> _AIM OF THE TASK_: Report each line from the entries in which "console" can be found.

[Source data]
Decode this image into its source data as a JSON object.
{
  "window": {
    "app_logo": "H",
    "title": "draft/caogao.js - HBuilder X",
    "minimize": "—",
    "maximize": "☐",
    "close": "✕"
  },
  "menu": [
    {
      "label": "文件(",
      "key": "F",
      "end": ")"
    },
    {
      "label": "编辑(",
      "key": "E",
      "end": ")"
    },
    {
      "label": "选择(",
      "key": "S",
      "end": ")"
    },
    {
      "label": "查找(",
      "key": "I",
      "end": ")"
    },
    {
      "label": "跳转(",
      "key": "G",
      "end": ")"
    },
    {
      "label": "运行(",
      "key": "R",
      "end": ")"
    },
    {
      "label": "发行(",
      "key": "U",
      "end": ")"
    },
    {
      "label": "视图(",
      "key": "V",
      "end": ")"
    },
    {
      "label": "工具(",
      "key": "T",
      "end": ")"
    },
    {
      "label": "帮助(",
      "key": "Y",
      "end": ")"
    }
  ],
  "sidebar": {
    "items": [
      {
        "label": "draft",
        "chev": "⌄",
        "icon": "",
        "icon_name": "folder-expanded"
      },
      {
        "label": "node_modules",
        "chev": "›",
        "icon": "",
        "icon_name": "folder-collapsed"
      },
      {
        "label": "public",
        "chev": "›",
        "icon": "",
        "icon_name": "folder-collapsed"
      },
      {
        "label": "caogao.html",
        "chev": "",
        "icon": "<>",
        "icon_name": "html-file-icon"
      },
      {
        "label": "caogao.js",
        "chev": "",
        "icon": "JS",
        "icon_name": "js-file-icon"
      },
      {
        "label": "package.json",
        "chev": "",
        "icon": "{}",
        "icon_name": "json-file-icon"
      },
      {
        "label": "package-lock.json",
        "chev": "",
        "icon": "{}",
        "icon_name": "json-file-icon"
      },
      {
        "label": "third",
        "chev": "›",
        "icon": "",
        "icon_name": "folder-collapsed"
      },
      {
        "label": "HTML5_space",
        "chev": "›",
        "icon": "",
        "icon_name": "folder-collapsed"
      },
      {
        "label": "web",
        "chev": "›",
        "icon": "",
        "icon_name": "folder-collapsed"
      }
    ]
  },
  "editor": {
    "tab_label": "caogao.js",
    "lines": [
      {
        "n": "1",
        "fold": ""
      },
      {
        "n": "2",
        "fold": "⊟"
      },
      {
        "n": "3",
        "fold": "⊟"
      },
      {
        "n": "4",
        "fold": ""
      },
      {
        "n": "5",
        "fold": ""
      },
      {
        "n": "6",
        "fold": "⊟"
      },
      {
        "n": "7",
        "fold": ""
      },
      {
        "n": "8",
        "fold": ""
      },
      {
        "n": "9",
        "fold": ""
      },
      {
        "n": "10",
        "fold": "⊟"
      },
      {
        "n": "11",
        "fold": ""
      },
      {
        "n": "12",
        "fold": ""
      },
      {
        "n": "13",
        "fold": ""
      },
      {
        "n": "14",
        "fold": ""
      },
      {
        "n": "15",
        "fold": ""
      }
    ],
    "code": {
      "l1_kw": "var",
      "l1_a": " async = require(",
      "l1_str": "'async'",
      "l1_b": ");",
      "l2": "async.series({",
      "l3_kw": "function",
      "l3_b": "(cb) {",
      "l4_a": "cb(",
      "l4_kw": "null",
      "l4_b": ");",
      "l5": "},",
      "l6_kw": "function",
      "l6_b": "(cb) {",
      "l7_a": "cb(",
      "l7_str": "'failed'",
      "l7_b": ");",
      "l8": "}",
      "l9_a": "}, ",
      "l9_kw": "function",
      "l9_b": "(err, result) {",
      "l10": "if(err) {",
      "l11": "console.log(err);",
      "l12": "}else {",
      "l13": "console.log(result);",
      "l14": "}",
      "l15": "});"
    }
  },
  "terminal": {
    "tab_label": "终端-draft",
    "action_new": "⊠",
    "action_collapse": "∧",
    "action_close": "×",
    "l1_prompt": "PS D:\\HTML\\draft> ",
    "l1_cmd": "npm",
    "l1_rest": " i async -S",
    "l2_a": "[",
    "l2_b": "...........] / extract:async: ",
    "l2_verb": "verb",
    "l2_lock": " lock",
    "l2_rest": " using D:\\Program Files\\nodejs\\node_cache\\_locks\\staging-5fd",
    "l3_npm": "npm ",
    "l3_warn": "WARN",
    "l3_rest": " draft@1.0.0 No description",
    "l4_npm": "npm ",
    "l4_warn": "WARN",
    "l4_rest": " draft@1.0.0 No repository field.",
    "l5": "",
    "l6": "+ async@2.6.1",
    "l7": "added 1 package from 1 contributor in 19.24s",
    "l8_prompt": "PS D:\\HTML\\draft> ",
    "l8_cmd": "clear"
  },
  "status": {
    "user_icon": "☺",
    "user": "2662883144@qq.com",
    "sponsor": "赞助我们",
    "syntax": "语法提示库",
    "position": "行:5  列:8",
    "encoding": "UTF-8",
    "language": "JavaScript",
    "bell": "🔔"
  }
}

> _SOLVED EXERCISE_:
      "l11": "console.log(err);",
      "l13": "console.log(result);",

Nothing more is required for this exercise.